How Hitler’s Charm allowed Nazi’s Rise to Power
For many, Adolf Hitler is an icon for evil. The damage caused by his beliefs and actions is undeniable. What is overlooked by many is how charismatic a leader he truly was. Without the leadership of Adolf Hitler the Nationalsozialistische Deutsche Arbeiter Partei (NSDAP), also known as the Nazi’s, may have never been recognized as a valid party. Hitler’s charisma was largely responsible for the Party’s eventual rise to power.
In September of 1919, Hitler, a Corporal of the German Army, was asked to investigate a small group in Munich known as the German Workers' Party. Dressed in civilian ...view middle of the document...
.." a quote from Hitler’s book “Mein Kampf”.
For next year or so Hitler and the German Workers’ Party tried having public meetings but very few people came. They decided to try once more by sending invitations and placing advertisements in the newspaper for a meeting in the beer cellar, a hundred people showed. This was Hitler’s first time as a featured speaker, and the results spoke for themselves. Even Hitler himself began to recognize his potential at this point. "I spoke for thirty minutes, and what before I had simply felt within me, without in any way knowing it, was now proved by reality: I could speak! After thirty minutes the people in the small room were electrified and the enthusiasm was first expressed by the fact that my appeal to the self-sacrifice of those present led to the donation of three hundred marks", another quote from Hitler’s “Mein Kampf”. The party used the money to buy more advertising and pamphlets. Hitler spoke out against the Treaty of Versailles and laid a lot of the blame on the Jews for Germany's problems. By this point Hitler’s charisma was noted by many, and attendance started to grow by the hundreds.
Hitler started recruiting soldiers from many alienated, maladjusted soldiers and ex-soldiers that had distaste for the peace brought on by the Treaty of Versailles. Hitler, against the wishes of the members, pushed the German Workers’ Party for its first public large meeting, and it brought thousands into attendance. Hitler proceeded to outline the Twenty Five Points of the German Workers’ Party which included the union of all Germans, rejection of the Treaty of Versaailles, citizenship determined by race with no Jew to be considered a German, and many other points. All 25 points were well received by the crowd. Hitler had realized that something was missing to represent the group in the form of a symbol or flag, and so the Swastika was developed. Hitler described the symbolism involved: "In the red we see the social idea of the movement, in the white the national idea, in the swastika the mission to struggle for the victory of Aryan man and at the same time the victory of the idea of creative work, which is eternally anti-Semitic and will always be anti-Semitic." The German Workers' Party name was changed by Hitler to include the term National Socialist. Thus the full name was the National Socialist German Workers' Party (Nationalsozialistische Deutsche Arbeiterpartei or NSDAP) called for short, Nazi.

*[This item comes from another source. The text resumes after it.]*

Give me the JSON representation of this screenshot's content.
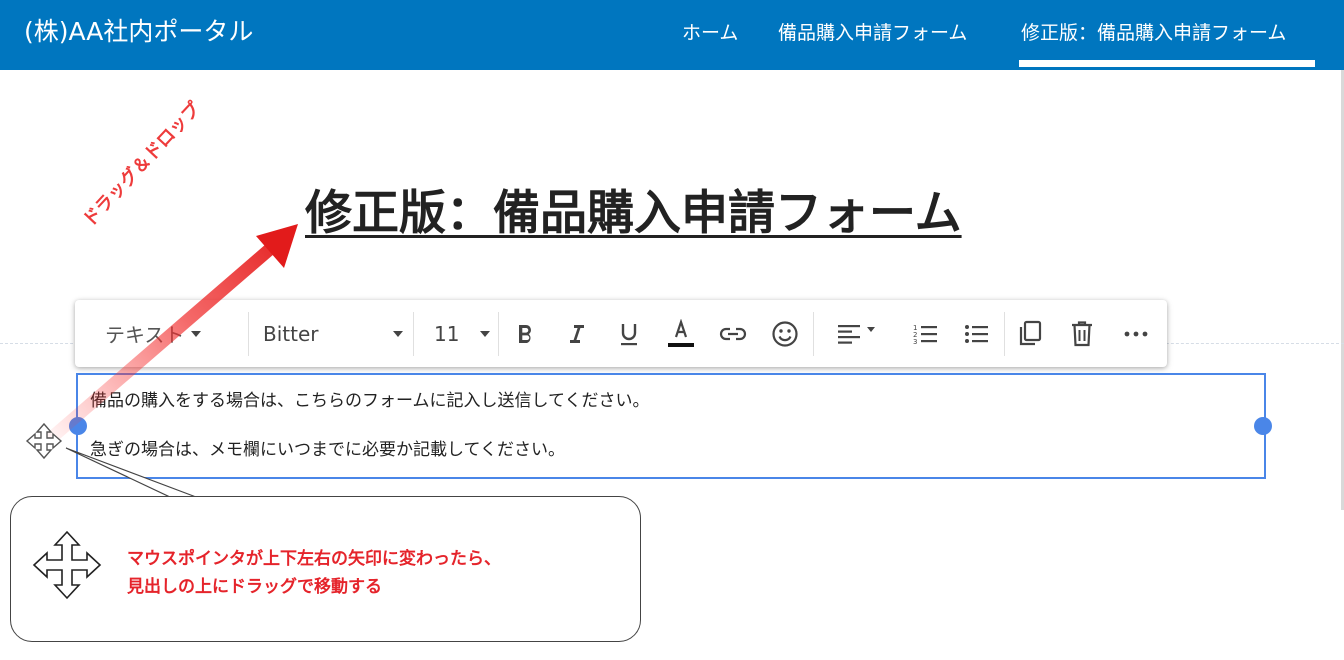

Hitler was now beginning to gain notoriety outside of the Nazi Party. Slowly, the government began looking toward the rising politician, Adolf Hitler, and the growing Nazi movement as a threat. Hitler was already looking at how he could carry his movement to the rest of Germany. He traveled to Berlin to visit nationalist groups during the summer of 1921. The Party was still run by an executive committee whose original members now considered Hitler to be dictatorial. They tried to weaken Hitler's position, but...